### WHAT YOU WILL DO
Look over the entries that follow and work out how many lines contain "title". State the number only.

Data excerpts:

Segment Open

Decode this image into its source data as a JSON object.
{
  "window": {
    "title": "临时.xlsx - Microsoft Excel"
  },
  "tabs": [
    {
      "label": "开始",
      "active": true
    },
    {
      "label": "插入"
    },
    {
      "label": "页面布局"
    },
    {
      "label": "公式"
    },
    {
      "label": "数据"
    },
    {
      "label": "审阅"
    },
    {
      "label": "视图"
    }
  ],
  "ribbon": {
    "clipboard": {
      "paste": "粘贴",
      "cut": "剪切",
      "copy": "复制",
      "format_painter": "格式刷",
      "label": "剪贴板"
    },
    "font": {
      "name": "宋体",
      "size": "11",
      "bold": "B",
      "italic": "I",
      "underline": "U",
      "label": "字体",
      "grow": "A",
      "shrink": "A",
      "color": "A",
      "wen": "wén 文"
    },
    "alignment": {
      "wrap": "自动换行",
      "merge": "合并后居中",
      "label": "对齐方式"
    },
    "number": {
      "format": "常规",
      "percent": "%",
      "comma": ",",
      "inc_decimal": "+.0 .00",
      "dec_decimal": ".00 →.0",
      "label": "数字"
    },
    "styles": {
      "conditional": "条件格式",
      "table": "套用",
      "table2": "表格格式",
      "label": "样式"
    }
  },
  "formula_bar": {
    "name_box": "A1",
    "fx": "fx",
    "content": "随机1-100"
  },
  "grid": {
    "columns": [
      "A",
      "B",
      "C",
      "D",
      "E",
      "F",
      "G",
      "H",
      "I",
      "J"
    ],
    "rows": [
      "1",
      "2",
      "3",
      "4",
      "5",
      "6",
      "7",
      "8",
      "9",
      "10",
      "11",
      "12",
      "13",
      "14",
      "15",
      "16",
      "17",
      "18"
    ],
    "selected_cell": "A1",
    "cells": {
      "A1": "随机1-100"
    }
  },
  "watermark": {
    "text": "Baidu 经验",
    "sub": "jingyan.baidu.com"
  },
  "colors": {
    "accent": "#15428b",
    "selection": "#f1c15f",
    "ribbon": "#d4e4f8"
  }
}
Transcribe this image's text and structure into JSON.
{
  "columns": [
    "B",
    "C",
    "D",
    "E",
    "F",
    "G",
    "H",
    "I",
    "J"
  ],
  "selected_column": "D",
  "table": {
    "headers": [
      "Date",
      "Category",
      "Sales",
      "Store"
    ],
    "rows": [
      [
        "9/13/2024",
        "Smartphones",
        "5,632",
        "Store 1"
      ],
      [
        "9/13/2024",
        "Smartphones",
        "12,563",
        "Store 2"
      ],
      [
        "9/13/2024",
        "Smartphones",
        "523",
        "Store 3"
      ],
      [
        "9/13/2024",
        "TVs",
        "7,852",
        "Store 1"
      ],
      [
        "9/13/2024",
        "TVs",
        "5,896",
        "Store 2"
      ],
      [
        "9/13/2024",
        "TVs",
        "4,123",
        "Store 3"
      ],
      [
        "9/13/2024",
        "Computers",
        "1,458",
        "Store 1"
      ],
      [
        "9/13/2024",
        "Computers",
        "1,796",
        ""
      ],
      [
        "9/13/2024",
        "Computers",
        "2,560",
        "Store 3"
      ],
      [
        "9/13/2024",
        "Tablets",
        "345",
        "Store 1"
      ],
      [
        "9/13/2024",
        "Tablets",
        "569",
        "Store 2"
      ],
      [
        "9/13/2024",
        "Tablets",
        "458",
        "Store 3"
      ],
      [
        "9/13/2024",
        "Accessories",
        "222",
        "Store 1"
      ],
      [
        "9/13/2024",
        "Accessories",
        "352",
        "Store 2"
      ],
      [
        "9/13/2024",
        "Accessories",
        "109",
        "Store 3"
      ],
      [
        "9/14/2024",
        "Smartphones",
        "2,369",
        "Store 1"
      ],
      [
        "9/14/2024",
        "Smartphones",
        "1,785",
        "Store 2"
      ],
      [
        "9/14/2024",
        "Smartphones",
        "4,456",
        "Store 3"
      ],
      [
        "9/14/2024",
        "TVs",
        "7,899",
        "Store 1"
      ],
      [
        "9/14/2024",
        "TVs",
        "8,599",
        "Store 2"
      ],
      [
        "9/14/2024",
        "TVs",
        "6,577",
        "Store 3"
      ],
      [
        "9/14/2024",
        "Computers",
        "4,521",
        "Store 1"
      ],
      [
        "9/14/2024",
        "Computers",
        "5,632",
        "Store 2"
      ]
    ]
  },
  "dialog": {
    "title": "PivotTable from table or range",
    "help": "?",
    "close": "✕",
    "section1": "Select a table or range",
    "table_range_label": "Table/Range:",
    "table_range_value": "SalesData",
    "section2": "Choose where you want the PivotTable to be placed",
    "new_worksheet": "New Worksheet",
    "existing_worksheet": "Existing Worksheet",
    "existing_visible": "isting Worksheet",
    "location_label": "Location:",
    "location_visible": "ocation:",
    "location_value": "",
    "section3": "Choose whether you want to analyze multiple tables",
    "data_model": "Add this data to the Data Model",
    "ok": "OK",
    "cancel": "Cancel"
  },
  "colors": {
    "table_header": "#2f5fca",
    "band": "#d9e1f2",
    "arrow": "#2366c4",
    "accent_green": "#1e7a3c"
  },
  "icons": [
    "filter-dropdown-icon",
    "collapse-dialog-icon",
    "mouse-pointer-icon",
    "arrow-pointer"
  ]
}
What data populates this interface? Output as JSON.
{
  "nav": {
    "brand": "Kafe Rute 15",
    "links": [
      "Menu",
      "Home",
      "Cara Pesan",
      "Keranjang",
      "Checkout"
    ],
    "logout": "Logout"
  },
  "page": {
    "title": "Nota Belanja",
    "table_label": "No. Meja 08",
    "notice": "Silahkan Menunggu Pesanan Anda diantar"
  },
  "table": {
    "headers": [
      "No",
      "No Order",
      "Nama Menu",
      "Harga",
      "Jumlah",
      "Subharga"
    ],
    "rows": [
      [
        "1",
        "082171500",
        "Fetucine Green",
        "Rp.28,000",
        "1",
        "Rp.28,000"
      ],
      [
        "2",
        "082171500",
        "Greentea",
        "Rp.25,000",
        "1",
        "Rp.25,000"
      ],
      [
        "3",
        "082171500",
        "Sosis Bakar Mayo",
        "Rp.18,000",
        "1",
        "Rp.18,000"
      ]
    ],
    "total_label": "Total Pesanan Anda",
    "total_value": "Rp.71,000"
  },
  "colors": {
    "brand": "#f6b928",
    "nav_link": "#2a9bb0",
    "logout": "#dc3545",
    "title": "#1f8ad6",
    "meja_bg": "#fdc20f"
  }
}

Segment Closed

### EXERCISE OUTPUT
4